Items from an interface collection:
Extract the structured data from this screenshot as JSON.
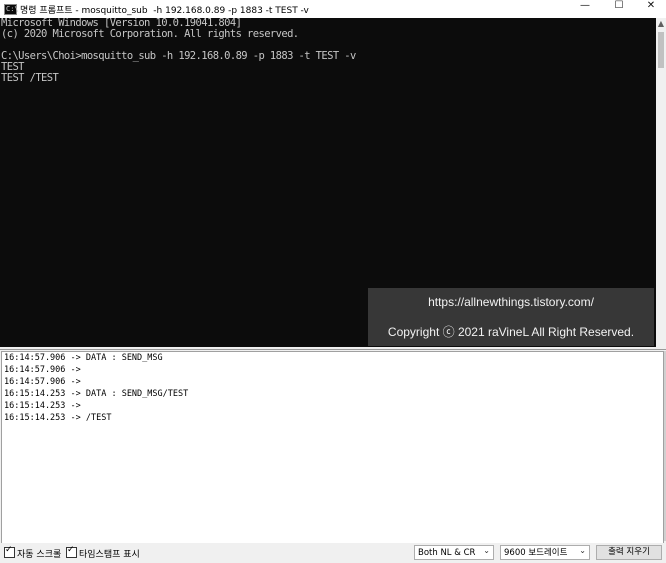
{
  "window": {
    "title": "명령 프롬프트 - mosquitto_sub  -h 192.168.0.89 -p 1883 -t TEST -v",
    "icon_text": "C:\\",
    "controls": {
      "minimize": "—",
      "maximize": "☐",
      "close": "✕"
    }
  },
  "console": {
    "lines": [
      "Microsoft Windows [Version 10.0.19041.804]",
      "(c) 2020 Microsoft Corporation. All rights reserved.",
      "",
      "C:\\Users\\Choi>mosquitto_sub -h 192.168.0.89 -p 1883 -t TEST -v",
      "TEST",
      "TEST /TEST"
    ],
    "scroll_up": "▲"
  },
  "watermark": {
    "line1": "https://allnewthings.tistory.com/",
    "line2": "Copyright ⓒ 2021 raVineL All Right Reserved."
  },
  "serial": {
    "lines": [
      "16:14:57.906 -> DATA : SEND_MSG",
      "16:14:57.906 ->",
      "16:14:57.906 ->",
      "16:15:14.253 -> DATA : SEND_MSG/TEST",
      "16:15:14.253 ->",
      "16:15:14.253 -> /TEST"
    ],
    "autoscroll_label": "자동 스크롤",
    "timestamp_label": "타임스탬프 표시",
    "line_ending": "Both NL & CR",
    "baud": "9600 보드레이트",
    "clear_button": "출력 지우기",
    "dropdown_arrow": "⌄"
  }
}
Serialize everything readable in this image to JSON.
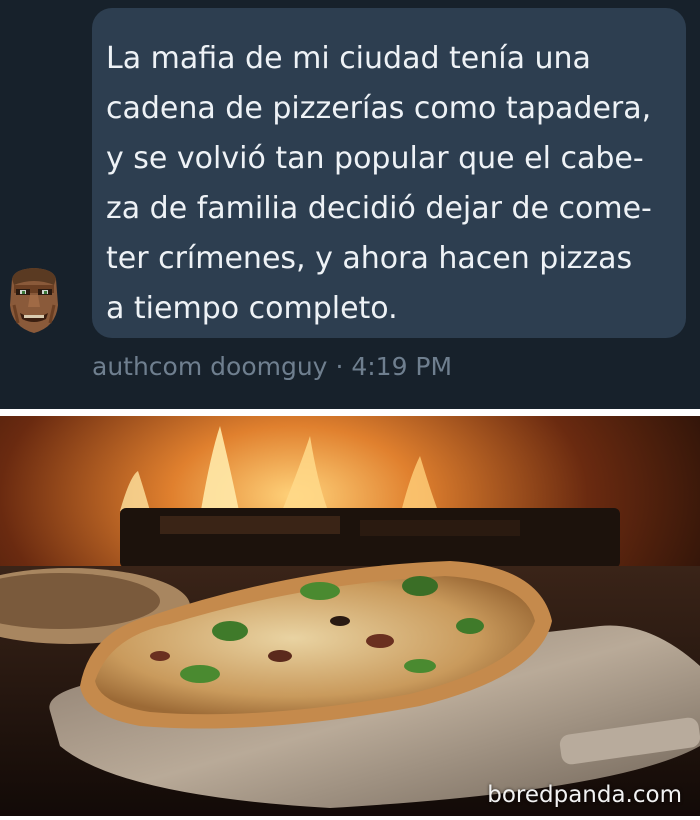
{
  "message": {
    "lines": [
      "La mafia de mi ciudad tenía una",
      "cadena de pizzerías como tapadera,",
      "y se volvió tan popular que el cabe-",
      "za de familia decidió dejar de come-",
      "ter crímenes, y ahora hacen pizzas",
      "a tiempo completo."
    ],
    "author": "authcom doomguy",
    "separator": "·",
    "time": "4:19 PM"
  },
  "avatar": {
    "icon": "doomguy-face-icon"
  },
  "photo": {
    "subject": "pizza-on-peel-photo"
  },
  "watermark": "boredpanda.com",
  "colors": {
    "chat_background": "#17212b",
    "bubble": "#2d3e50",
    "bubble_text": "#eef2f6",
    "meta_text": "#6f7f8f"
  }
}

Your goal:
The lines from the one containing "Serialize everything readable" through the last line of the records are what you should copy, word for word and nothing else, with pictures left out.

Your response:
Serialize everything readable in this image to JSON.
{
  "message": {
    "lines": [
      "La mafia de mi ciudad tenía una",
      "cadena de pizzerías como tapadera,",
      "y se volvió tan popular que el cabe-",
      "za de familia decidió dejar de come-",
      "ter crímenes, y ahora hacen pizzas",
      "a tiempo completo."
    ],
    "author": "authcom doomguy",
    "separator": "·",
    "time": "4:19 PM"
  },
  "avatar": {
    "icon": "doomguy-face-icon"
  },
  "photo": {
    "subject": "pizza-on-peel-photo"
  },
  "watermark": "boredpanda.com",
  "colors": {
    "chat_background": "#17212b",
    "bubble": "#2d3e50",
    "bubble_text": "#eef2f6",
    "meta_text": "#6f7f8f"
  }
}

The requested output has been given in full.